» Task to complete: Print out all of the data below, keeping it identical to the original.

» Data provided:
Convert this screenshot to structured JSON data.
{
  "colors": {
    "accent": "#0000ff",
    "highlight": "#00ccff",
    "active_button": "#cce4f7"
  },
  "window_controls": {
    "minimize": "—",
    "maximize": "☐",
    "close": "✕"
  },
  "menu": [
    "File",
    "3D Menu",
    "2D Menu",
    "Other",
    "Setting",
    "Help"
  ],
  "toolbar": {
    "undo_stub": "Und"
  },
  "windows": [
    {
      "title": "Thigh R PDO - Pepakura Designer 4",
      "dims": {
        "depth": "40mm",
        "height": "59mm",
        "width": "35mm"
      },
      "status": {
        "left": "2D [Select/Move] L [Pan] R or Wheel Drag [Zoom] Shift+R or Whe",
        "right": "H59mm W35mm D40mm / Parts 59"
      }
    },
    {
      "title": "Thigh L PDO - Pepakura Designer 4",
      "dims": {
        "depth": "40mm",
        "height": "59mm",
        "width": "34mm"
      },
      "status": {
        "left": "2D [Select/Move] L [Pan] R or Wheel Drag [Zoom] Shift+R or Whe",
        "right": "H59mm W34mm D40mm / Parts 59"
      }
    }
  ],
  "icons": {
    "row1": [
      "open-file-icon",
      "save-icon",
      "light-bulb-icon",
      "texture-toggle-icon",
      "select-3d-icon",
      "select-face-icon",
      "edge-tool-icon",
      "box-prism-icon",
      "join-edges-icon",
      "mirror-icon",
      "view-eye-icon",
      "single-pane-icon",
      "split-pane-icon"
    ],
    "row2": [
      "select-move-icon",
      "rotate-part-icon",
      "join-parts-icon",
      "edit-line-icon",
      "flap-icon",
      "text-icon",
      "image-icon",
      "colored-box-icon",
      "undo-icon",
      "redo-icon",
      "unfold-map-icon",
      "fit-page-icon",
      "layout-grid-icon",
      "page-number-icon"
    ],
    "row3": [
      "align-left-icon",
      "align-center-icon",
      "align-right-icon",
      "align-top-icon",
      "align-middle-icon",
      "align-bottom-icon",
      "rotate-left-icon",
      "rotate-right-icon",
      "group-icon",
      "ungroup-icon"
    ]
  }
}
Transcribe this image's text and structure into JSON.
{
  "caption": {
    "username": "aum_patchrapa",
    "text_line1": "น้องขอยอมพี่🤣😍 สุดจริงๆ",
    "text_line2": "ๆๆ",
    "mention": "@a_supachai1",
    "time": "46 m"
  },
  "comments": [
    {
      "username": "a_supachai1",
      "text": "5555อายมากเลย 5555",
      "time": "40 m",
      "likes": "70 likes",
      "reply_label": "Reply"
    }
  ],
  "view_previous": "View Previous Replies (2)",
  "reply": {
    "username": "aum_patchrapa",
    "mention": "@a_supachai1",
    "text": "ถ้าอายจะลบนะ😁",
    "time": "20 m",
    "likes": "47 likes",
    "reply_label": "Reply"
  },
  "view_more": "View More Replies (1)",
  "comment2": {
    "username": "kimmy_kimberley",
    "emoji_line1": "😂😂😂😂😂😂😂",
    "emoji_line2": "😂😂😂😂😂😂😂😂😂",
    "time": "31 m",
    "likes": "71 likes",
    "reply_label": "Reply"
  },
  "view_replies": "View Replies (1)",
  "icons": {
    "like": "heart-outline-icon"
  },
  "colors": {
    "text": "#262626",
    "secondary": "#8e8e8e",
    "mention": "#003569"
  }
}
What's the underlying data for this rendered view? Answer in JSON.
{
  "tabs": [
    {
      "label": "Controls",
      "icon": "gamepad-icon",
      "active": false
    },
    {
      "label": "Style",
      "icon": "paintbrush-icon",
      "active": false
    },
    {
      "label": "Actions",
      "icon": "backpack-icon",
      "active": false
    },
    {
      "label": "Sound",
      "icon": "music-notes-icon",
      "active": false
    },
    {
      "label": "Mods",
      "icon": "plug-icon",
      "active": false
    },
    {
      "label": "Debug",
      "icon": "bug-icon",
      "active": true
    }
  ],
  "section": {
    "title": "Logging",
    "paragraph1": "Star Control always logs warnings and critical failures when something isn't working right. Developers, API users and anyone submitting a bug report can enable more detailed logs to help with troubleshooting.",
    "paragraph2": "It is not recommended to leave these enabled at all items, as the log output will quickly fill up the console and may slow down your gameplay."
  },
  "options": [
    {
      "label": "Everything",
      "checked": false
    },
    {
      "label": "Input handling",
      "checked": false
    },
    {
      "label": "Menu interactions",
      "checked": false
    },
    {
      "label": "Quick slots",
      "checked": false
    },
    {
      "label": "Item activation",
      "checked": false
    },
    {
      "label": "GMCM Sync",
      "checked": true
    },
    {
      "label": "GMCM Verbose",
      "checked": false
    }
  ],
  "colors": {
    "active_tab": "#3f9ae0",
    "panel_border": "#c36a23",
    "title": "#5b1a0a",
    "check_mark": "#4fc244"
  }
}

» Answer box:
Convert this screenshot to structured JSON data.
{
  "colors": {
    "accent": "#0000ff",
    "highlight": "#00ccff",
    "active_button": "#cce4f7"
  },
  "window_controls": {
    "minimize": "—",
    "maximize": "☐",
    "close": "✕"
  },
  "menu": [
    "File",
    "3D Menu",
    "2D Menu",
    "Other",
    "Setting",
    "Help"
  ],
  "toolbar": {
    "undo_stub": "Und"
  },
  "windows": [
    {
      "title": "Thigh R PDO - Pepakura Designer 4",
      "dims": {
        "depth": "40mm",
        "height": "59mm",
        "width": "35mm"
      },
      "status": {
        "left": "2D [Select/Move] L [Pan] R or Wheel Drag [Zoom] Shift+R or Whe",
        "right": "H59mm W35mm D40mm / Parts 59"
      }
    },
    {
      "title": "Thigh L PDO - Pepakura Designer 4",
      "dims": {
        "depth": "40mm",
        "height": "59mm",
        "width": "34mm"
      },
      "status": {
        "left": "2D [Select/Move] L [Pan] R or Wheel Drag [Zoom] Shift+R or Whe",
        "right": "H59mm W34mm D40mm / Parts 59"
      }
    }
  ],
  "icons": {
    "row1": [
      "open-file-icon",
      "save-icon",
      "light-bulb-icon",
      "texture-toggle-icon",
      "select-3d-icon",
      "select-face-icon",
      "edge-tool-icon",
      "box-prism-icon",
      "join-edges-icon",
      "mirror-icon",
      "view-eye-icon",
      "single-pane-icon",
      "split-pane-icon"
    ],
    "row2": [
      "select-move-icon",
      "rotate-part-icon",
      "join-parts-icon",
      "edit-line-icon",
      "flap-icon",
      "text-icon",
      "image-icon",
      "colored-box-icon",
      "undo-icon",
      "redo-icon",
      "unfold-map-icon",
      "fit-page-icon",
      "layout-grid-icon",
      "page-number-icon"
    ],
    "row3": [
      "align-left-icon",
      "align-center-icon",
      "align-right-icon",
      "align-top-icon",
      "align-middle-icon",
      "align-bottom-icon",
      "rotate-left-icon",
      "rotate-right-icon",
      "group-icon",
      "ungroup-icon"
    ]
  }
}
Transcribe this image's text and structure into JSON.
{
  "caption": {
    "username": "aum_patchrapa",
    "text_line1": "น้องขอยอมพี่🤣😍 สุดจริงๆ",
    "text_line2": "ๆๆ",
    "mention": "@a_supachai1",
    "time": "46 m"
  },
  "comments": [
    {
      "username": "a_supachai1",
      "text": "5555อายมากเลย 5555",
      "time": "40 m",
      "likes": "70 likes",
      "reply_label": "Reply"
    }
  ],
  "view_previous": "View Previous Replies (2)",
  "reply": {
    "username": "aum_patchrapa",
    "mention": "@a_supachai1",
    "text": "ถ้าอายจะลบนะ😁",
    "time": "20 m",
    "likes": "47 likes",
    "reply_label": "Reply"
  },
  "view_more": "View More Replies (1)",
  "comment2": {
    "username": "kimmy_kimberley",
    "emoji_line1": "😂😂😂😂😂😂😂",
    "emoji_line2": "😂😂😂😂😂😂😂😂😂",
    "time": "31 m",
    "likes": "71 likes",
    "reply_label": "Reply"
  },
  "view_replies": "View Replies (1)",
  "icons": {
    "like": "heart-outline-icon"
  },
  "colors": {
    "text": "#262626",
    "secondary": "#8e8e8e",
    "mention": "#003569"
  }
}
What's the underlying data for this rendered view? Answer in JSON.
{
  "tabs": [
    {
      "label": "Controls",
      "icon": "gamepad-icon",
      "active": false
    },
    {
      "label": "Style",
      "icon": "paintbrush-icon",
      "active": false
    },
    {
      "label": "Actions",
      "icon": "backpack-icon",
      "active": false
    },
    {
      "label": "Sound",
      "icon": "music-notes-icon",
      "active": false
    },
    {
      "label": "Mods",
      "icon": "plug-icon",
      "active": false
    },
    {
      "label": "Debug",
      "icon": "bug-icon",
      "active": true
    }
  ],
  "section": {
    "title": "Logging",
    "paragraph1": "Star Control always logs warnings and critical failures when something isn't working right. Developers, API users and anyone submitting a bug report can enable more detailed logs to help with troubleshooting.",
    "paragraph2": "It is not recommended to leave these enabled at all items, as the log output will quickly fill up the console and may slow down your gameplay."
  },
  "options": [
    {
      "label": "Everything",
      "checked": false
    },
    {
      "label": "Input handling",
      "checked": false
    },
    {
      "label": "Menu interactions",
      "checked": false
    },
    {
      "label": "Quick slots",
      "checked": false
    },
    {
      "label": "Item activation",
      "checked": false
    },
    {
      "label": "GMCM Sync",
      "checked": true
    },
    {
      "label": "GMCM Verbose",
      "checked": false
    }
  ],
  "colors": {
    "active_tab": "#3f9ae0",
    "panel_border": "#c36a23",
    "title": "#5b1a0a",
    "check_mark": "#4fc244"
  }
}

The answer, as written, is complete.